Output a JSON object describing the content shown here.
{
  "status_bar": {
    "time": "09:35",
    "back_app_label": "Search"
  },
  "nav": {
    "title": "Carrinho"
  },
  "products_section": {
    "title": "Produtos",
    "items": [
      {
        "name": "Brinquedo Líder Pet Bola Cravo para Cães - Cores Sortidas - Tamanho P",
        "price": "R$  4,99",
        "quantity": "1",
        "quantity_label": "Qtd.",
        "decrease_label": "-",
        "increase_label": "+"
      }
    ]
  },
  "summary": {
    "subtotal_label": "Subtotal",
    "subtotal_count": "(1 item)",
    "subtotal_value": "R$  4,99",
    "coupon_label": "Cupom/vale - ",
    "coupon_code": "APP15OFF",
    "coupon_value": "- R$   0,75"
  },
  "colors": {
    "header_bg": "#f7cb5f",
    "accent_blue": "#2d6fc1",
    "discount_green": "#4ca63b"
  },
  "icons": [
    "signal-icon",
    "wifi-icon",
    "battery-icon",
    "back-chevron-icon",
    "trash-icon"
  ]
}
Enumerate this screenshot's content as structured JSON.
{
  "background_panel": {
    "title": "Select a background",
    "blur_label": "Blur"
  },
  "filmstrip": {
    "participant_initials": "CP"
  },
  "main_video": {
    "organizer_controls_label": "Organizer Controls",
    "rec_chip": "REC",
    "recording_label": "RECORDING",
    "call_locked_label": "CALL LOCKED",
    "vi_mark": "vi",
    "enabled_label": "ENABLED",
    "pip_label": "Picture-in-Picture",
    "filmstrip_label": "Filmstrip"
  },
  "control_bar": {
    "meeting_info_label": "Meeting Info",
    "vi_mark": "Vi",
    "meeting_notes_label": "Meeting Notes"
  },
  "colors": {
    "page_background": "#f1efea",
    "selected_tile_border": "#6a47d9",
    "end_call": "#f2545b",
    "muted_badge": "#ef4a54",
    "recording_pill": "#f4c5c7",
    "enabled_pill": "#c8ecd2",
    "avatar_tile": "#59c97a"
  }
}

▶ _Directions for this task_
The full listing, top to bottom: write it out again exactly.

▶ _Output_
Output a JSON object describing the content shown here.
{
  "status_bar": {
    "time": "09:35",
    "back_app_label": "Search"
  },
  "nav": {
    "title": "Carrinho"
  },
  "products_section": {
    "title": "Produtos",
    "items": [
      {
        "name": "Brinquedo Líder Pet Bola Cravo para Cães - Cores Sortidas - Tamanho P",
        "price": "R$  4,99",
        "quantity": "1",
        "quantity_label": "Qtd.",
        "decrease_label": "-",
        "increase_label": "+"
      }
    ]
  },
  "summary": {
    "subtotal_label": "Subtotal",
    "subtotal_count": "(1 item)",
    "subtotal_value": "R$  4,99",
    "coupon_label": "Cupom/vale - ",
    "coupon_code": "APP15OFF",
    "coupon_value": "- R$   0,75"
  },
  "colors": {
    "header_bg": "#f7cb5f",
    "accent_blue": "#2d6fc1",
    "discount_green": "#4ca63b"
  },
  "icons": [
    "signal-icon",
    "wifi-icon",
    "battery-icon",
    "back-chevron-icon",
    "trash-icon"
  ]
}
Enumerate this screenshot's content as structured JSON.
{
  "background_panel": {
    "title": "Select a background",
    "blur_label": "Blur"
  },
  "filmstrip": {
    "participant_initials": "CP"
  },
  "main_video": {
    "organizer_controls_label": "Organizer Controls",
    "rec_chip": "REC",
    "recording_label": "RECORDING",
    "call_locked_label": "CALL LOCKED",
    "vi_mark": "vi",
    "enabled_label": "ENABLED",
    "pip_label": "Picture-in-Picture",
    "filmstrip_label": "Filmstrip"
  },
  "control_bar": {
    "meeting_info_label": "Meeting Info",
    "vi_mark": "Vi",
    "meeting_notes_label": "Meeting Notes"
  },
  "colors": {
    "page_background": "#f1efea",
    "selected_tile_border": "#6a47d9",
    "end_call": "#f2545b",
    "muted_badge": "#ef4a54",
    "recording_pill": "#f4c5c7",
    "enabled_pill": "#c8ecd2",
    "avatar_tile": "#59c97a"
  }
}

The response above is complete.